Bounds on Price Setting
I illustrate that the equilibria of games with strategic complementarities may be of little predictive value if the players have non-compact action sets. Motivated by this observation, I study a class of macroeconomic models in which all firms can costlessly choose any price at each date from a compact interval (indexed to last period’s price level). I prove three results that are valid for any such compact interval. First, given any allocation, there is a (possibly time-dependent) specification of monetary and fiscal policy that implies that allocation is part of an equilibrium. Second, given any specification of monetary and fiscal policy in which the former is time invariant and the latter is Ricardian (in the sense of Woodford (1995)), there is a sequence of equilibria in which consumption converges to zero on a date-by-date basis.

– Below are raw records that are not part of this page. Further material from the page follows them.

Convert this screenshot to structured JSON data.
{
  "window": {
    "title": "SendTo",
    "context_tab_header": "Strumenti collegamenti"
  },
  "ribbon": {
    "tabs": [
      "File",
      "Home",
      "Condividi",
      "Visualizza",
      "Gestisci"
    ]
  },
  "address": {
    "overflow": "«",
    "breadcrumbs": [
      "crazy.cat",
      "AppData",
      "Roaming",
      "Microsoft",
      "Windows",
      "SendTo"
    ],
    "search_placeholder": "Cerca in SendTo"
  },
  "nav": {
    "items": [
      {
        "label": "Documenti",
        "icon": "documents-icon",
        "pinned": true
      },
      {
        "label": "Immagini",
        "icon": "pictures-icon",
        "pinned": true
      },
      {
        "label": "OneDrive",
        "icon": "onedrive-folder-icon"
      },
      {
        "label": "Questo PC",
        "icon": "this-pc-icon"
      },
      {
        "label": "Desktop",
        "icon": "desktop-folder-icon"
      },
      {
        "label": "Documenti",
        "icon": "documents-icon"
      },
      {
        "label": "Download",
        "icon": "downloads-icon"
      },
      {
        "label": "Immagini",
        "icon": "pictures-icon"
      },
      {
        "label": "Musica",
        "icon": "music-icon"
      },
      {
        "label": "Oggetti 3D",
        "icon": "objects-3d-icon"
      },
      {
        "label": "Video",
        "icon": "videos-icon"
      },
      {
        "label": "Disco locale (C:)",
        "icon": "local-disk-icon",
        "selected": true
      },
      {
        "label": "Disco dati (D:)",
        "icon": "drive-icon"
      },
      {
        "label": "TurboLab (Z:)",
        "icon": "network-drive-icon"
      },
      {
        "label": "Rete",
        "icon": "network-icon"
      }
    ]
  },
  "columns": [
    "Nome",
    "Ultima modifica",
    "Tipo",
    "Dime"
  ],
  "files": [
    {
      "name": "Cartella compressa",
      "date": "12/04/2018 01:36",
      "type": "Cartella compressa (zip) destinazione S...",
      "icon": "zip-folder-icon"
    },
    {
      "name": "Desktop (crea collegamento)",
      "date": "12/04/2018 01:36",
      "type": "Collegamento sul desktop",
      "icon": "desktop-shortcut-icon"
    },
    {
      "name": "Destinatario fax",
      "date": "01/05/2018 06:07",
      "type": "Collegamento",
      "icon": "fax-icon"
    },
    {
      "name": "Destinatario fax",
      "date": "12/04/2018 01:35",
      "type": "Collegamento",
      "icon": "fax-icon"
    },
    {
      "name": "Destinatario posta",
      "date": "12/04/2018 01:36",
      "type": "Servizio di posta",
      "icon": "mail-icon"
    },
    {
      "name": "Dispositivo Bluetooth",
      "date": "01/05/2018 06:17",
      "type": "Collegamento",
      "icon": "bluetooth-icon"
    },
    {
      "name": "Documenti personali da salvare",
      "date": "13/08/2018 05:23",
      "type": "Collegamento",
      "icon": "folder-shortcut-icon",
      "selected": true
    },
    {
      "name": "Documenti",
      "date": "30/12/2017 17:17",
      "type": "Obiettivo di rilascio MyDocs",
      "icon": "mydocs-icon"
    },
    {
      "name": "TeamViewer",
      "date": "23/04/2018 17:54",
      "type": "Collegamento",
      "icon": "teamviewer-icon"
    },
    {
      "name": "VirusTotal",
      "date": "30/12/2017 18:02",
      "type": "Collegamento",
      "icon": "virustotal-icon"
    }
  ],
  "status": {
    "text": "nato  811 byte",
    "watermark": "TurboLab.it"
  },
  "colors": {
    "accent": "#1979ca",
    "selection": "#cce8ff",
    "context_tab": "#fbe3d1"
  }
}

These first two results suggest that standard macroeconomic models without pricing bounds (be they sticky or flex price) provide a false degree of confidence in long-run macroeconomic stability and undue faith in the long-run irrelevance of monetary policy. The paper’s final result constructs a non-Ricardian nominal framework (in which the long-run growth rate of nominal government liabilities is sufficiently high) that pins down a unique stable real outcome as an equilibrium.